As of the year 2015, there were more Vietnam veterans dying than World War II or Korean veterans. Vietnam veterans face unique issues at the end of life. Scorned and vilified by the American public when they returned from combat, their stories often got shoved into unconsciousness only to reemerge as they age and near the end of their lives. As a result, Vietnam veterans do not trust easily. Learning how to earn their trust is both essential and tricky. This presentation will provide you with tools to create a safe emotional environment for our Vietnam veterans so that they can share their stories, heal, and “come home” at last! You will also learn about a simple Somatic Awareness exercise (Anchoring Heart Technique) that can be used with PTSD patients when they are triggered. The value of sponsoring a Fallen Comrades ceremony to heal the unmourned loss and unforgiven guilt that sometimes lingers in war’s aftermath will be provided. As a VA hospice Nurse Practitioner, Deborah Grassman took care of more than 10,000 dying Veterans. Join her as she provides an enlightened perspective on the special needs of our aging Vietnam veterans, including women Veterans.
(2012. Playing time: 39 min)
Interviewed by award-winning commercial film-maker, Burton Greenburg, Deborah discusses philosophical issues surrounding life, death, and aging.
(2013. Playing time: 58 min)
Her father did two tours of duty in the Viet Nam war. Now, Quynn Elizabeth, offers her story to anyone who needs it. Written and narrated by Quynn, she depicts her father’s experiences in combat, his struggles with Post Traumatic Stress, his aching heart sadness and alcoholism all his adult life even though he didn’t get diagnosed with PTSD until 1992. Written after his death, Quynss’s story is both poignant and inspiring.

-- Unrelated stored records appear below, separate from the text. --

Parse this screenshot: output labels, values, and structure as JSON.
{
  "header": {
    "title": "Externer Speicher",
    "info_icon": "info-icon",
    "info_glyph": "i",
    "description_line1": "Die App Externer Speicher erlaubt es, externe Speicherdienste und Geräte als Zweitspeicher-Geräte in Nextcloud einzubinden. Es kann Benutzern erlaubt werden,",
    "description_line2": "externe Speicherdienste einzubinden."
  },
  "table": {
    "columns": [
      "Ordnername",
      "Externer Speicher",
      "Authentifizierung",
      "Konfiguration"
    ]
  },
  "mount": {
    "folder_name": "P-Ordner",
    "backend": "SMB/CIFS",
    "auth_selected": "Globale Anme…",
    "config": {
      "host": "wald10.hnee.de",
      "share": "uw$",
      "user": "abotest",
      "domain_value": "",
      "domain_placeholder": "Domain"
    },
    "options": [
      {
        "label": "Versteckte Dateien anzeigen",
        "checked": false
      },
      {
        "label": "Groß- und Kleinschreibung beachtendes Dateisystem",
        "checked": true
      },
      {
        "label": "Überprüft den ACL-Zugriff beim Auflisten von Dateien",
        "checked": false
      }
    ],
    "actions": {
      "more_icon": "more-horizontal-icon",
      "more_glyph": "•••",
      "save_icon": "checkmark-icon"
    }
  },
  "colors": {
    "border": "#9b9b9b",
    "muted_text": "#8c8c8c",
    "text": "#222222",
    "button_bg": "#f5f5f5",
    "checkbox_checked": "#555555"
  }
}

Presenter: Leann Thrapp, MA, BSN, RN, CHPCA, Opus Peace Ambassador
Cultivating the courage to change is the purpose of cocooning. It is also an important step in healing Soul Injuries®.Personal losses, fears, and brokenness can then be used as catalysts for metamorphosis and growth. The concept of “cocooning” is important throughout the life cycle during times of transition: divorce, job change, entering/leaving the military, death, illness, mid-life changes, identity crises, aging, etc.
To achieve pervasive peace, we have to learn how to successfully navigate these changes to grow into deeper dimensions of ourselves so that we can accommodate new demands. These times of transition can be fraught with resistance and turmoil. Learning how to navigate transitions so we can let go of who we are and open up to who we are capable of becoming is invaluable.
Few people have been with 10,000 dying veterans; five VA hospice nurses have. What these nurses witnessed is providing lessons for the rest of the world. The lessons are about how to attain personal peace, and ironically, these lessons have come from people who were trained for war and from people who were dying. The nurses discovered a phenomenon that has become identified as “Soul Injury®.” Watch this video to learn more about the grassroots movement that is bringing SOUL INJURY® to everyone’s attention.
This 4-minute video helps people mourn their many losses and learn how to stay grounded during these times of anxiety, helplessness, stress, and trauma. It is also designed to be shown to large groups of people: workplace settings, faith communities, and news outlets. This is an opportunity to learn how unmourned loss/hurt is a causative factor for anxiety and how to release the pain of helplessness and fear. (Produced by Opus Peace Non-profit Organization, providing educational products that address Soul Injury®).